In addition to turkey prices being 23% higher, other key items are driving up holiday meal costs significantly, such as flour (+17.1%), eggs (+32.5%) and butter (+25.8%). The supply of turkey will also be even more limited this year due to the spread of bird flu early this year.

FMI—The Food Industry Association’s U.S. Grocery Shopping Trends 2022 series—shows that 45% of shoppers are concerned about rising meal prices more than other holiday expenses. And 84.51°, a Kroger-owned data and media company, reported that more than one-third of Americans will downsize their Thanksgiving meals due to inflation

  • 45% will cut out turkey or pumpkin pie; 
  • 37% are skipping cornbread; and 
  • 32% will consider cutting cranberry sauce, macaroni and cheese, or stuffing. 

Inflation has also resulted in 29% of shoppers opting for less expensive stores, with chains such as Walmart now attracting wealthier customers.

Thankfully, discount food retailers are stepping up to offer competitive pricing on holiday meal ingredients. Leading the way in driving down costs, these stores will help many consumers put Thanksgiving dinner on the table.

Aldi began to match 2019 prices on some standard Thanksgiving products in early November and will have these discounts in place until November 29. Customers can find more savings from the “Thanksgiving Price Rewind” stickers found in Aldi newspaper ads and throughout stores to receive discounts of up to 30 percent. 

Lidl’s is offering frozen turkeys for just 49 cents per pound—$1.50 below the national average. And at $1 per pound, Walmart is bringing down the price of their turkeys, too. Walmart has also committed to making Thanksgiving dinner cost no more than it did last year, with markdowns on several other holiday necessities.
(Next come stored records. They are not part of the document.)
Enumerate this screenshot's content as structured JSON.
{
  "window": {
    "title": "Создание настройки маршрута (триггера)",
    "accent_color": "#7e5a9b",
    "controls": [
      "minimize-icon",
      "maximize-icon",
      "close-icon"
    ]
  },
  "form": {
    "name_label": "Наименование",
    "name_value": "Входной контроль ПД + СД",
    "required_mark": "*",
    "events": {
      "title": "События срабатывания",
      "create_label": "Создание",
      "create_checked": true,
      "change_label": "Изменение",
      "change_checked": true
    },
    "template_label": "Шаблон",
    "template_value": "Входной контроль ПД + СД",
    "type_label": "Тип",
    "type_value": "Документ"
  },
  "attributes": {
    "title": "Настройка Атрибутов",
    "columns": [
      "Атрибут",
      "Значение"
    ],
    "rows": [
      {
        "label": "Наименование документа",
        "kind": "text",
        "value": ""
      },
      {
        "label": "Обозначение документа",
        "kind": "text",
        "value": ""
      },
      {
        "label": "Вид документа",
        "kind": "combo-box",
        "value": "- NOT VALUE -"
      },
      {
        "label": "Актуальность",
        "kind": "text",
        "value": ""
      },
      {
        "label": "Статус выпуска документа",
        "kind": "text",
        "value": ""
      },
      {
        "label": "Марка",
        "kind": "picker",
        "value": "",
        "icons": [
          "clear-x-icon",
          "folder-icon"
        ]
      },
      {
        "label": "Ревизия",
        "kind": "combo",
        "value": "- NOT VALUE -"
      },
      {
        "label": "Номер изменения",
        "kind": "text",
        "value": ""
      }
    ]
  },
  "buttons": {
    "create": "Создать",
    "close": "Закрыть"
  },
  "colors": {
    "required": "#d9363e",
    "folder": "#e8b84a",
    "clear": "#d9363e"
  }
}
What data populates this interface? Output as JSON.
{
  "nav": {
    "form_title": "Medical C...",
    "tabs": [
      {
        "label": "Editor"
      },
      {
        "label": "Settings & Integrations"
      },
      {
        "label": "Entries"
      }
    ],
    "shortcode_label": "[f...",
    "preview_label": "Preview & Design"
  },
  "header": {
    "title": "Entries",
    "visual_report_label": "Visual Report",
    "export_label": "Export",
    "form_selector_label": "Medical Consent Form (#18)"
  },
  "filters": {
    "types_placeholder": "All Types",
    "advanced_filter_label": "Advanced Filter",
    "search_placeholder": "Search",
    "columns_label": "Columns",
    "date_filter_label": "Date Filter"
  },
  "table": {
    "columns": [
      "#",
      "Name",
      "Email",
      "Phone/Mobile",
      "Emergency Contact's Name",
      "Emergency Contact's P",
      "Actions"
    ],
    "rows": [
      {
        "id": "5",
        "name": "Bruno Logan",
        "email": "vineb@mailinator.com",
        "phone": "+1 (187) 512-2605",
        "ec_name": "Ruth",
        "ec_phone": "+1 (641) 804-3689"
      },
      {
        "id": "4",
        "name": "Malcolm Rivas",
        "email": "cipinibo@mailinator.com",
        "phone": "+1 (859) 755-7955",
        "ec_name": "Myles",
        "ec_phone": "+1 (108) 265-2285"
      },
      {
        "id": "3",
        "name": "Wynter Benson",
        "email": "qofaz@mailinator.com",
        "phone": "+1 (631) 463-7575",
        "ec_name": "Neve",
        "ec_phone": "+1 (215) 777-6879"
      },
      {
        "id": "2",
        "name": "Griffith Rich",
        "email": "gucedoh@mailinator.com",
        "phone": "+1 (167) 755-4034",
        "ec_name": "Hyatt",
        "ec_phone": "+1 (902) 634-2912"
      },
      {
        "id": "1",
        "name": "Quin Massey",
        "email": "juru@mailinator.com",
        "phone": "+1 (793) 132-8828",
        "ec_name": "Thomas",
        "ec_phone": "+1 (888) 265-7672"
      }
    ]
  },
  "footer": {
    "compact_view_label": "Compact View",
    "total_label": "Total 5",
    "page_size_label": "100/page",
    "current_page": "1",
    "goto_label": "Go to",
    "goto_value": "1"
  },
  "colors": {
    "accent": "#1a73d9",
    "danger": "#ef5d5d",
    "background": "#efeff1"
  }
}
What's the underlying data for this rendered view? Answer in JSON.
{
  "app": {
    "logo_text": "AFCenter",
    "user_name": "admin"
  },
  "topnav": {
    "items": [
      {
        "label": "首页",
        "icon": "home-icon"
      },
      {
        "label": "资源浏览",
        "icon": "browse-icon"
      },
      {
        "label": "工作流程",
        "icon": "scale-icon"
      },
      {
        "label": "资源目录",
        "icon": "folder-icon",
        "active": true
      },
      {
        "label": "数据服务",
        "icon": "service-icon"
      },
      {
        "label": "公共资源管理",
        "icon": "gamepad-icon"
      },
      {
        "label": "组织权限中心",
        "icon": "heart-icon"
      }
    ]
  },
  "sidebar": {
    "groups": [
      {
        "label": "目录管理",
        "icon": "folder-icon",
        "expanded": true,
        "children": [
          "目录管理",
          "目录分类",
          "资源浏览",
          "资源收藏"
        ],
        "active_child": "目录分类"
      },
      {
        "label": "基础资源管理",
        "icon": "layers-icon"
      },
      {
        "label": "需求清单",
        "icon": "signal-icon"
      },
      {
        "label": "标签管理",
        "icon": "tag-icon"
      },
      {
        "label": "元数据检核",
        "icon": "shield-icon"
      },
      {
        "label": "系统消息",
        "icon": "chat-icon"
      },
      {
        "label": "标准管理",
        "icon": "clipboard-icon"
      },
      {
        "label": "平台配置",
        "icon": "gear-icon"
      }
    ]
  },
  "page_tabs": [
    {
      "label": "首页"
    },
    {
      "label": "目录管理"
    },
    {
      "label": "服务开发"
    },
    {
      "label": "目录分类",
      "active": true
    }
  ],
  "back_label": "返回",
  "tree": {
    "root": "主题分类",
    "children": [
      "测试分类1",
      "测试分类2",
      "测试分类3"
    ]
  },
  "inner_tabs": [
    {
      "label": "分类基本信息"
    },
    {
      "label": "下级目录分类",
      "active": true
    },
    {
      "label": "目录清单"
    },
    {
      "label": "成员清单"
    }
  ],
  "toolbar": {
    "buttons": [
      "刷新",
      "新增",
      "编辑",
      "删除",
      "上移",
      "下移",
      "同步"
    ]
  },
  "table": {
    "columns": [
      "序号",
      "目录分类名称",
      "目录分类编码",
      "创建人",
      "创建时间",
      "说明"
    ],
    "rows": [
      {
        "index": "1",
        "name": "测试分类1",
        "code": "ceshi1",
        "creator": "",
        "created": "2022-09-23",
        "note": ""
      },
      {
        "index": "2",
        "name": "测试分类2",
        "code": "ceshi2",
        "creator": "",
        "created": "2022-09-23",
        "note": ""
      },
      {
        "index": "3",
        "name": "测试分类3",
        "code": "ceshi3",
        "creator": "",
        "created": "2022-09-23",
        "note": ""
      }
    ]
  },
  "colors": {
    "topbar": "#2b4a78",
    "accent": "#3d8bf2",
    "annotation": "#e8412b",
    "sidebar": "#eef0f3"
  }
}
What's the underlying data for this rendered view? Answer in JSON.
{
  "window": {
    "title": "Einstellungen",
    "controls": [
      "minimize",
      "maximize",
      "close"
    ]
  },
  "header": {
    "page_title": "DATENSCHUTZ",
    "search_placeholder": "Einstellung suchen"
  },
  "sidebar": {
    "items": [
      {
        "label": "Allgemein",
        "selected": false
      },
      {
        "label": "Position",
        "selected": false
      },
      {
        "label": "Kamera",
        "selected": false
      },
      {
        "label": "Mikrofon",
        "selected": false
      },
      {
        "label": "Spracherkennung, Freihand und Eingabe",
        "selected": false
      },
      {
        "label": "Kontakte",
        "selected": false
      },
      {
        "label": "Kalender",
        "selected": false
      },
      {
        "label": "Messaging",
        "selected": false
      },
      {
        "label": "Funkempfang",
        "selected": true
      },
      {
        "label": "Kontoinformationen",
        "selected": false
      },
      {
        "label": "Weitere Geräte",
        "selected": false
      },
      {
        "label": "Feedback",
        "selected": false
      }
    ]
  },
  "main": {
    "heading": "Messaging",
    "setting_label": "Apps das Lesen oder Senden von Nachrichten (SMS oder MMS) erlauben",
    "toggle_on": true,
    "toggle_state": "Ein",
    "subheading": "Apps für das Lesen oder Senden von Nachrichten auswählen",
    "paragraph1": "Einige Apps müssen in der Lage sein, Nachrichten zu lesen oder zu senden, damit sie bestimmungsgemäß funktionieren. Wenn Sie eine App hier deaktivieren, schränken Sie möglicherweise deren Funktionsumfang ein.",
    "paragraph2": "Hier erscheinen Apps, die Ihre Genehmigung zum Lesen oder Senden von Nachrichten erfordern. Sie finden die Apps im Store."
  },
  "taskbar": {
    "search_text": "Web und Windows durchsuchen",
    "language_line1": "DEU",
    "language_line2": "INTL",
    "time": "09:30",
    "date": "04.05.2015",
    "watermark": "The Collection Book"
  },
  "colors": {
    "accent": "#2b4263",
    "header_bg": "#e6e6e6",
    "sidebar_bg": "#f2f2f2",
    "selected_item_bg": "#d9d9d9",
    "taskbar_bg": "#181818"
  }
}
Many discount food retailers are stepping in to help Americans provide their friends and families with a nice holiday meal, ensuring this beloved tradition will be feasible for more Americans. Amid historic inflation, that’s certainly something we are thankful for.